Renewable Energy in the MENA Region

Renewable Energy in the MENA Region

For years, energy has been heavily subsidized in the MENA region. As stated by the IMF, in 2011 energy subsidies represented 8.5 % of GDP and 22 % of government revenue, at a total cost of $240 billion. Moreover, “six of the world’s largest subsidizing countries are found in MENA, led by Kuwait, Iran, Saudi Arabia, and Qatar, where residents pay less than a third of international prices for fuel and electricity” [1]. For instance, to subsidise electricity and water in Abu Dhabi in 2014, the government spent DH17.5 billion. Also, in the summer of 2014, the Saudi Arabian government burnt 900,000 barrels of oil a month to meet the demand of the already subsidized electricity [2]. This situation was made possible by reserves representing about 57 % of the world’s proven oil reserves and 41 % of proven natural gas resources.[3]

When taking into account the following factors: growth in population, rapid urbanization, increase in electricity demand, and decrease in oil prices, the current situation is not sustainable. For example, “Over the next 30 years, the total investment needs in energy in MENA are estimated at over $ 30 billion a year, or about 3 % of the region’s total projected GDP (which is three times higher than the world’s average)” [3].

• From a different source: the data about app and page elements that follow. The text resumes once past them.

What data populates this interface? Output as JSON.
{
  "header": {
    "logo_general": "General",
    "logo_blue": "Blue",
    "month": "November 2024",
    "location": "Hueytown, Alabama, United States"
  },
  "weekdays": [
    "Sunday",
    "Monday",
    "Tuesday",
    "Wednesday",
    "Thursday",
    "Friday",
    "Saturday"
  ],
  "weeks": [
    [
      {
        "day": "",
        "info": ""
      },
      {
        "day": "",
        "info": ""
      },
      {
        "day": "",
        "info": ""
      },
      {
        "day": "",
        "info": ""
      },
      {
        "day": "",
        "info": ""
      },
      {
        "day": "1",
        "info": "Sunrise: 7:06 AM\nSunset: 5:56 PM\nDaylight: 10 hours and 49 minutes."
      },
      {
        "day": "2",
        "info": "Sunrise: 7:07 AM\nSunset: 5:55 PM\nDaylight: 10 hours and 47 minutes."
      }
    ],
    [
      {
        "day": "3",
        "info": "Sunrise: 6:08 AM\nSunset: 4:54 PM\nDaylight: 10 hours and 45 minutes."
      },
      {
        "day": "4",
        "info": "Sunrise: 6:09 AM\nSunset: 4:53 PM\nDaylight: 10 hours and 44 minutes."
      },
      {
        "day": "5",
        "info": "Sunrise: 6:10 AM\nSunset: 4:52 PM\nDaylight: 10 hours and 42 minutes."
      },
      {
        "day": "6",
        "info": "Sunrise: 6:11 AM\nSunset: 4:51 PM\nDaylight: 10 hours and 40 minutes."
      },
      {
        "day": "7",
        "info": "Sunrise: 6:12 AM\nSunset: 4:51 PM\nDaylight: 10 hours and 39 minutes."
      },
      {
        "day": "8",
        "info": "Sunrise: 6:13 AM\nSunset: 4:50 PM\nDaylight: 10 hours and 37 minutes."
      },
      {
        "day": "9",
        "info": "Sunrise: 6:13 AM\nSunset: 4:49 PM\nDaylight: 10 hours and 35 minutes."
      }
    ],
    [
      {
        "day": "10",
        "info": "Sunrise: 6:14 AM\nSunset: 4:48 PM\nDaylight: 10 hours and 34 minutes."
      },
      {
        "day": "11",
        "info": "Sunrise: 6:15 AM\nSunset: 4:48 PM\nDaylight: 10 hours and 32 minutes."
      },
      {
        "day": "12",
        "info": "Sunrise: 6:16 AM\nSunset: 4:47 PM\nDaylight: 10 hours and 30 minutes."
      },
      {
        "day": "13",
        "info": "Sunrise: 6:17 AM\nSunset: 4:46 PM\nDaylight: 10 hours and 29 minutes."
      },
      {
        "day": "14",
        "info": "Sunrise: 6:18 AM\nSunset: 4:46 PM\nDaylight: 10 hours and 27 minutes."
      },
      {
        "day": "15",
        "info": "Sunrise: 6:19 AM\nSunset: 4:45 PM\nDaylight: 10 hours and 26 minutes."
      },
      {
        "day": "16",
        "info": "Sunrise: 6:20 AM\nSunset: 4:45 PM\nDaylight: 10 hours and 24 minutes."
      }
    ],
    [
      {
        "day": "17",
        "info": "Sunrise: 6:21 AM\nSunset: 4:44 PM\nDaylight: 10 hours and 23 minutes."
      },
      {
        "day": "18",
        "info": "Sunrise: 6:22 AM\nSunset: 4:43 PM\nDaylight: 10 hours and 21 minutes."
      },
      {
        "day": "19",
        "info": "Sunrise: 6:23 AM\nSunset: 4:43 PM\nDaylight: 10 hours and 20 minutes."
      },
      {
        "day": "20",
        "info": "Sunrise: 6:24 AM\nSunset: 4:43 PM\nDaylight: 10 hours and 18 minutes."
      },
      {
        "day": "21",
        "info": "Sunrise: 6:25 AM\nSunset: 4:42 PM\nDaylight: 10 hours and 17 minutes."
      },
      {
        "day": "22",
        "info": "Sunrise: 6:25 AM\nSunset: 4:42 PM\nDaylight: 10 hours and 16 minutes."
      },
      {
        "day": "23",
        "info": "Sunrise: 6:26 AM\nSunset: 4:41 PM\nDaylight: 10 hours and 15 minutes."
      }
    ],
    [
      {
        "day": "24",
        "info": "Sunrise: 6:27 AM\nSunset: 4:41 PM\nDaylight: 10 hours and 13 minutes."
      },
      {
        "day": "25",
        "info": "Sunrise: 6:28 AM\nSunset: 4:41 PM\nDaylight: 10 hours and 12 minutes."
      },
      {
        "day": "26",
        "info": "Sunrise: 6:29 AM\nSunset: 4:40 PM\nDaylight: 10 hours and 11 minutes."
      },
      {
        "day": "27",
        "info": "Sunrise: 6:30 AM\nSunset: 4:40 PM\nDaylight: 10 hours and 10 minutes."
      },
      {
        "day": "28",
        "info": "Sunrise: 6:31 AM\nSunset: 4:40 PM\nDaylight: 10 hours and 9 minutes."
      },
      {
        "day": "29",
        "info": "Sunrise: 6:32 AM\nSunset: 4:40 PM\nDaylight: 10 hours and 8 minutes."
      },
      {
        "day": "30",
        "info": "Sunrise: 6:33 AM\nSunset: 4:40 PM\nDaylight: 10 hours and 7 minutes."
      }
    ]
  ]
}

For a more sustainable model, MENA region countries are trying to diversify their mix of energy, by adding more renewable energy to their portfolio. What makes renewable energy an exceptionally effective solution is the fact that the region receives between 22 % and 26 % of all solar energy striking the earth. This translates to a potential for solar energy per square kilometre per year equivalent to the energy generated from 1 to 2 million barrels of oil. [1] Furthermore, installation costs of renewable energy are lower and becoming more attractive. For example, prices of photovoltaic (PV) module prices decreased by 75% in 2014 relative to 2009 prices [4].

Countries such as the UAE, Egypt, Jordan and Morocco are leading the region in implemented renewable energy projects. In this article we will explore projects implemented in the first two countries.

Starting with the UAE, in Abu Dhabi, which hosts the headquarters of the International Renewable Energy Agency (IRENA), a 100MW Concentrated Solar Power (CSP) plant was commissioned. Shams 1 CSP, the US $600 million power plant, is the largest renewable energy project in the MENA so far. Shams 1 CSP was launched by a joint venture between MASDAR, Total, and Adenqoa [5]. Abu Dhabi has also constructed the first phase of Masdar City, a low-carbon and environmentally friendly city. The city is powered by a 10MW solar PV power plant and 1 MW installed on the rooftops of the buildings [6]. In addition, First Solar inaugurated Dubai Electricity and Water Authority’s (DEWA) 13MW PV plant, which cost US $33 million to US $35 million. This was the first phase of the planned 1000MW Solar Park in Dubai, by 2030 [7].

The Egyptian state had this notion in mind since 1970, long before it solidified as a regional trend. It started with the utilization of the Aswan High Dam in 1970 to generate hydroelectric power. It took the Arab Contractors, the project’s main contractor, ten years to finish its construction [8]. Later in 1986, the New & Renewable Energy Authority (NREA) was established to act as a centralized agency to develop and expand renewable energy on a national level [9]. In 2000, construction in the Zafarana Wind Farms started, and by 2010, the installed capacity reached 550MV [10]. Additionally, Orascom Construction (OC) partnered with Solar Millennium to construct and install Kuraymat solar power field, Egypt’s first hybrid solar-thermal plant, with a total of 150MW electric capacity. The plant’s cost, which was finalized in 2010, was US $123 million [11]. Currently, the UAE-Egypt Task Force (ETF) and Complete Energy Solutions (CES) are partnering to develop and construct 4 solar power plants in the Red-Sea governorate with a total capacity of 14MW. Egypt is planning on increasing the total capacity of renewable energy projects to 4,300 MW. It has already elected 67 international consortium companies from 177 companies which applied to invest in this sector. This is part of Egypt’s energy strategy aiming for renewable energy to represent more than 20% of Egypt’s energy mix by 2020 [12].

To conclude, MENA region countries cannot maintain the current subsidies dedicated to the generation of energy. This is one of the main reasons they are investing in diversifying their energy resources and taking advantage of renewable energy by increasing its share in the energy mix. Countries such as the UAE and Egypt have serious steps and already developed and implemented a number of significant projects.

Ahmed el Deeb, Analyst at Infomineo. www.infomineo.com

[1] IFC
[2] The National
[3] World Bank
[4] IRENA
[5] Renewable Energy Focus
[6] Masdar City
[7] Bloomberg
[8] Britannica
[9] New and Renewable Energy Authority
[10] Norton Rose Fulbright
[11] Orascom Construction
[12] Zawya